Online Archive of California

Wednesday, June 3rd, 2009

The Online Archive of California provides access to collections from a variety of California institutions, many of which include images. These are primarily photographs, prints, and posters. While much of it relates to California, the coverage goes much farther afield. It is possible to browse by topic or search. Good size images are available by clicking for a larger view or clicking to zoom in to the desired detail.

Getty Research Library Digital Collections

Wednesday, June 3rd, 2009

The Getty Research Library has been digitizing some of their special collections to make them available online. Currently these collections include early photography in Greece and the Mediterranean, images of festivals (mostly drawings and prints), prints created after Poussin paintings, and photography in Mexico. Image size is sufficient for PowerPoint. Each collection has one or more webpages describing the collection and its contents.

World War I and II Posters

Wednesday, June 3rd, 2009
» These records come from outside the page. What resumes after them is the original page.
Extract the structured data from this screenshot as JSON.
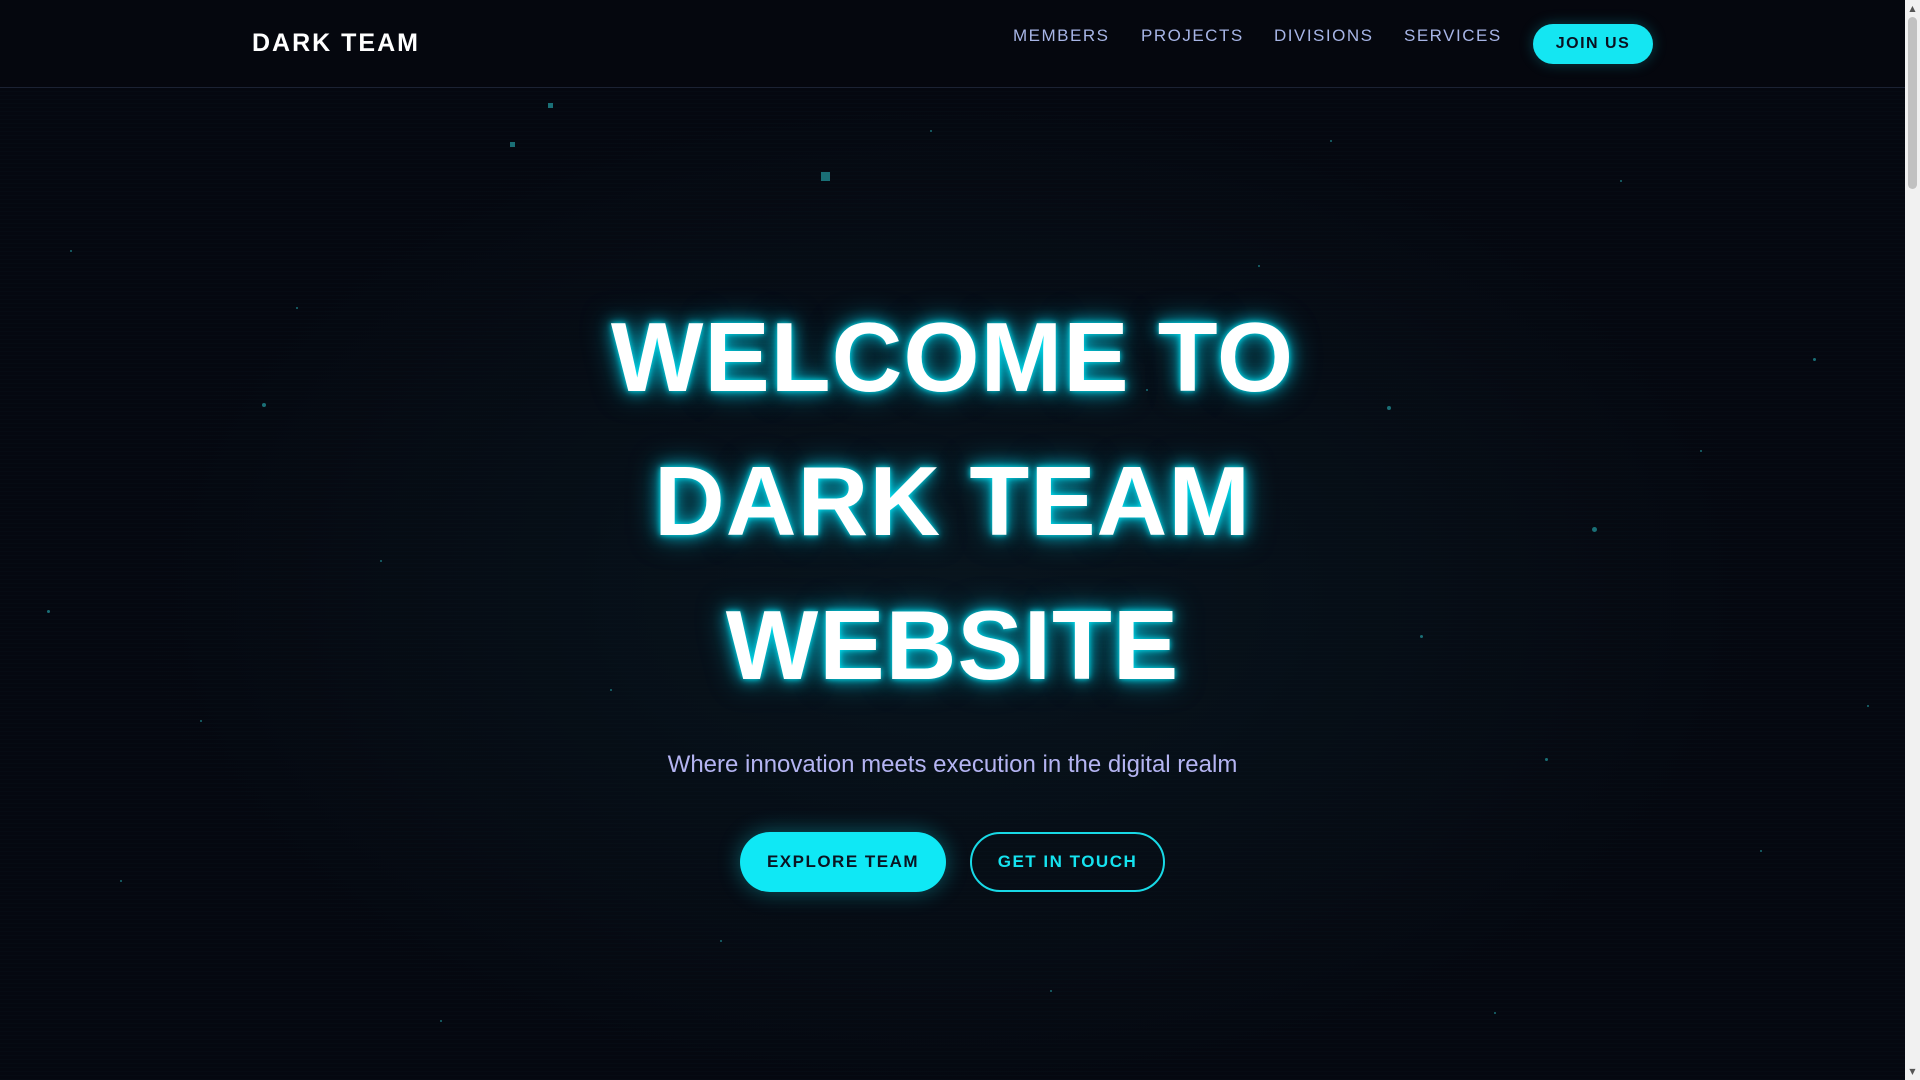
{
  "navbar": {
    "brand": "DARK TEAM",
    "links": [
      {
        "label": "MEMBERS"
      },
      {
        "label": "PROJECTS"
      },
      {
        "label": "DIVISIONS"
      },
      {
        "label": "SERVICES"
      }
    ],
    "cta_label": "JOIN US"
  },
  "hero": {
    "title_lines": [
      "WELCOME TO",
      "DARK TEAM",
      "WEBSITE"
    ],
    "subtitle": "Where innovation meets execution in the digital realm",
    "primary_button": "EXPLORE TEAM",
    "secondary_button": "GET IN TOUCH"
  },
  "colors": {
    "accent": "#0fe8f5",
    "background": "#050810",
    "nav_link": "#a7b5e6",
    "subtitle": "#b4b4f2"
  },
  "icons": {
    "scroll_up": "scroll-up-arrow-icon",
    "scroll_down": "scroll-down-arrow-icon"
  }
}
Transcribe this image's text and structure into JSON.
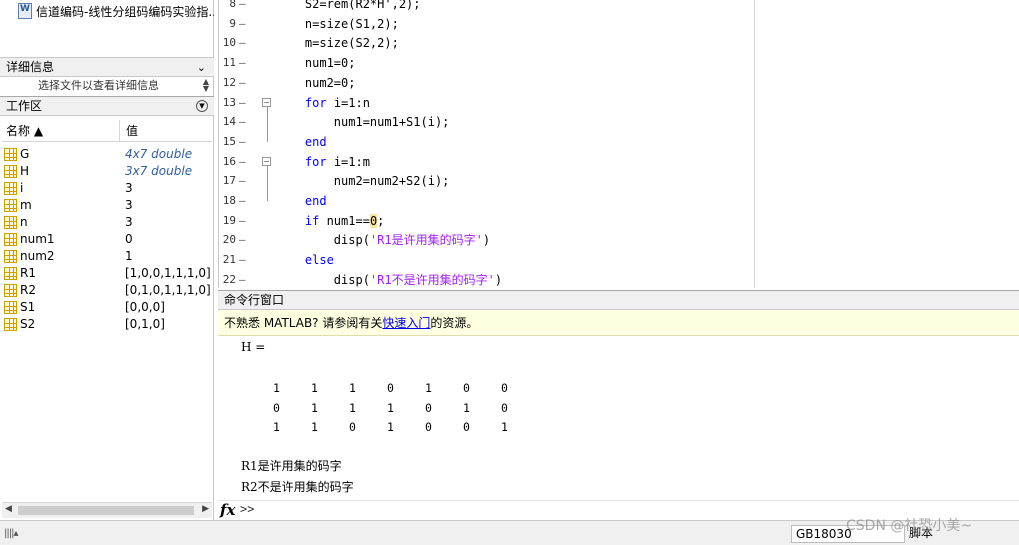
{
  "file_browser": {
    "file_name": "信道编码-线性分组码编码实验指..."
  },
  "details_panel": {
    "title": "详细信息",
    "hint": "选择文件以查看详细信息"
  },
  "workspace": {
    "title": "工作区",
    "columns": {
      "name": "名称 ▲",
      "value": "值"
    },
    "variables": [
      {
        "name": "G",
        "value": "4x7 double",
        "meta": true
      },
      {
        "name": "H",
        "value": "3x7 double",
        "meta": true
      },
      {
        "name": "i",
        "value": "3"
      },
      {
        "name": "m",
        "value": "3"
      },
      {
        "name": "n",
        "value": "3"
      },
      {
        "name": "num1",
        "value": "0"
      },
      {
        "name": "num2",
        "value": "1"
      },
      {
        "name": "R1",
        "value": "[1,0,0,1,1,1,0]"
      },
      {
        "name": "R2",
        "value": "[0,1,0,1,1,1,0]"
      },
      {
        "name": "S1",
        "value": "[0,0,0]"
      },
      {
        "name": "S2",
        "value": "[0,1,0]"
      }
    ]
  },
  "editor": {
    "lines": [
      {
        "num": "8",
        "parts": [
          {
            "t": "    S2=rem(R2*H',2);"
          }
        ]
      },
      {
        "num": "9",
        "parts": [
          {
            "t": "    n=size(S1,2);"
          }
        ]
      },
      {
        "num": "10",
        "parts": [
          {
            "t": "    m=size(S2,2);"
          }
        ]
      },
      {
        "num": "11",
        "parts": [
          {
            "t": "    num1=0;"
          }
        ]
      },
      {
        "num": "12",
        "parts": [
          {
            "t": "    num2=0;"
          }
        ]
      },
      {
        "num": "13",
        "fold": "start",
        "parts": [
          {
            "t": "    "
          },
          {
            "t": "for",
            "c": "kw"
          },
          {
            "t": " i=1:n"
          }
        ]
      },
      {
        "num": "14",
        "parts": [
          {
            "t": "        num1=num1+S1(i);"
          }
        ]
      },
      {
        "num": "15",
        "fold": "end",
        "parts": [
          {
            "t": "    "
          },
          {
            "t": "end",
            "c": "kw"
          }
        ]
      },
      {
        "num": "16",
        "fold": "start",
        "parts": [
          {
            "t": "    "
          },
          {
            "t": "for",
            "c": "kw"
          },
          {
            "t": " i=1:m"
          }
        ]
      },
      {
        "num": "17",
        "parts": [
          {
            "t": "        num2=num2+S2(i);"
          }
        ]
      },
      {
        "num": "18",
        "fold": "end",
        "parts": [
          {
            "t": "    "
          },
          {
            "t": "end",
            "c": "kw"
          }
        ]
      },
      {
        "num": "19",
        "parts": [
          {
            "t": "    "
          },
          {
            "t": "if",
            "c": "kw"
          },
          {
            "t": " num1=="
          },
          {
            "t": "0",
            "c": "hl"
          },
          {
            "t": ";"
          }
        ]
      },
      {
        "num": "20",
        "parts": [
          {
            "t": "        disp("
          },
          {
            "t": "'R1是许用集的码字'",
            "c": "str"
          },
          {
            "t": ")"
          }
        ]
      },
      {
        "num": "21",
        "parts": [
          {
            "t": "    "
          },
          {
            "t": "else",
            "c": "kw"
          }
        ]
      },
      {
        "num": "22",
        "parts": [
          {
            "t": "        disp("
          },
          {
            "t": "'R1不是许用集的码字'",
            "c": "str"
          },
          {
            "t": ")"
          }
        ]
      }
    ]
  },
  "command_window": {
    "title": "命令行窗口",
    "banner": {
      "prefix": "不熟悉 MATLAB? 请参阅有关",
      "link": "快速入门",
      "suffix": "的资源。"
    },
    "output_var": "H =",
    "matrix": [
      [
        "1",
        "1",
        "1",
        "0",
        "1",
        "0",
        "0"
      ],
      [
        "0",
        "1",
        "1",
        "1",
        "0",
        "1",
        "0"
      ],
      [
        "1",
        "1",
        "0",
        "1",
        "0",
        "0",
        "1"
      ]
    ],
    "result_lines": [
      "R1是许用集的码字",
      "R2不是许用集的码字"
    ],
    "fx_label": "fx",
    "prompt": ">>"
  },
  "statusbar": {
    "encoding": "GB18030",
    "file_type": "脚本",
    "watermark": "CSDN @社恐小美~"
  }
}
The University of North Texas has scanned a large collection (nearly 500) posters from World Wars I and II. The images are large, plenty big enough for digital projection, and the cataloging is extensive. It is possible to browse or search the collection.